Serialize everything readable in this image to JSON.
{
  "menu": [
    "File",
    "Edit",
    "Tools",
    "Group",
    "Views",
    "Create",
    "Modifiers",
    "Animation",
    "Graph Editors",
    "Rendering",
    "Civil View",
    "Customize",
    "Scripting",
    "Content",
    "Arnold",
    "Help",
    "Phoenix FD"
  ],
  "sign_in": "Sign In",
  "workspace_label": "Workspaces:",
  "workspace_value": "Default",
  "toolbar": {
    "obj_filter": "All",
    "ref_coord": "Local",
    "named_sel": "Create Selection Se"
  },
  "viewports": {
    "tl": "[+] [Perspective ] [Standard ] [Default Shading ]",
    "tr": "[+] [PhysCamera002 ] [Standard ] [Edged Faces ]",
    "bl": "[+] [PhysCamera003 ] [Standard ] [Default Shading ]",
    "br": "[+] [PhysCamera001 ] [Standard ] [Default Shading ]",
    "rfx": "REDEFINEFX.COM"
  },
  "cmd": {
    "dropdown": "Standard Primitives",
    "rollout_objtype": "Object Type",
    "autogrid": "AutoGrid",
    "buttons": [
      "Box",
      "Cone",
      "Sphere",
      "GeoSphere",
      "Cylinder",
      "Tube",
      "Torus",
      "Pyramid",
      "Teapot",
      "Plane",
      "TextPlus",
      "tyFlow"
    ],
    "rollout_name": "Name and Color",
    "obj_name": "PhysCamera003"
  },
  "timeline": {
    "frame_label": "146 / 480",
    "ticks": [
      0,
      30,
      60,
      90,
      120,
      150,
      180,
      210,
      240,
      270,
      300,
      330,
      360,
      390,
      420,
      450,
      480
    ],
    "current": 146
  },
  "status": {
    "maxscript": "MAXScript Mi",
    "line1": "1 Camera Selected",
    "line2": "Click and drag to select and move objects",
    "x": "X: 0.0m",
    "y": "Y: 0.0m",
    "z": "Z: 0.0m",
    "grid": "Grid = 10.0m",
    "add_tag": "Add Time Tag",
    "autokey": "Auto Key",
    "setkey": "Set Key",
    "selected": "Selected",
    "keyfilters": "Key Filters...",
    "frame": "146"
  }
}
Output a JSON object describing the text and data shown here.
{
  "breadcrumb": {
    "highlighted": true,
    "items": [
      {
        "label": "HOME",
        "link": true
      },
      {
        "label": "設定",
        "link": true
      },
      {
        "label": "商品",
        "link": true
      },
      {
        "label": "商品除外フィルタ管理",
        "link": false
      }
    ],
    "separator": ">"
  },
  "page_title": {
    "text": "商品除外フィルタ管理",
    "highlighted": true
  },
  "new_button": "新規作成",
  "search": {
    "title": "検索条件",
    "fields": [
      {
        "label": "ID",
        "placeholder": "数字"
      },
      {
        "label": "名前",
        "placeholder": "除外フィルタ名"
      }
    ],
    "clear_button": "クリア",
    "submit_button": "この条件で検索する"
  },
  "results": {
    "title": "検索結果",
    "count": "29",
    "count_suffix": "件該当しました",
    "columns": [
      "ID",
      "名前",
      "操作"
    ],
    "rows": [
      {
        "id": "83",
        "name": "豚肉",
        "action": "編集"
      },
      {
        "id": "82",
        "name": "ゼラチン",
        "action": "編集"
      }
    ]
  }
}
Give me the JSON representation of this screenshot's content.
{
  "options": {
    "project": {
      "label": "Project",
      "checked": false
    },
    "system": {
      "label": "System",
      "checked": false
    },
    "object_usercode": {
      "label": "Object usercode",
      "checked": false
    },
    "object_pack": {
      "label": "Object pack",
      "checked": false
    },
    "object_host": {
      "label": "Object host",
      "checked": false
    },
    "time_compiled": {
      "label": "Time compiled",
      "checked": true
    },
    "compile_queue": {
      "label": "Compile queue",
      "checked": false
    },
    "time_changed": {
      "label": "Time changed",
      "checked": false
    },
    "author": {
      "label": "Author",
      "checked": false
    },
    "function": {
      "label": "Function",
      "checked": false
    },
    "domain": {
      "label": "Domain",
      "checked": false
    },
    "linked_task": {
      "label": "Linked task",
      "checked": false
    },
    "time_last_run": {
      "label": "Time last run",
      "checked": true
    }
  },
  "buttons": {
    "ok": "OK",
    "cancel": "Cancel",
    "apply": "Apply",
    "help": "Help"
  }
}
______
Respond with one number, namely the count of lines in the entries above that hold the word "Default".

*The answer*
4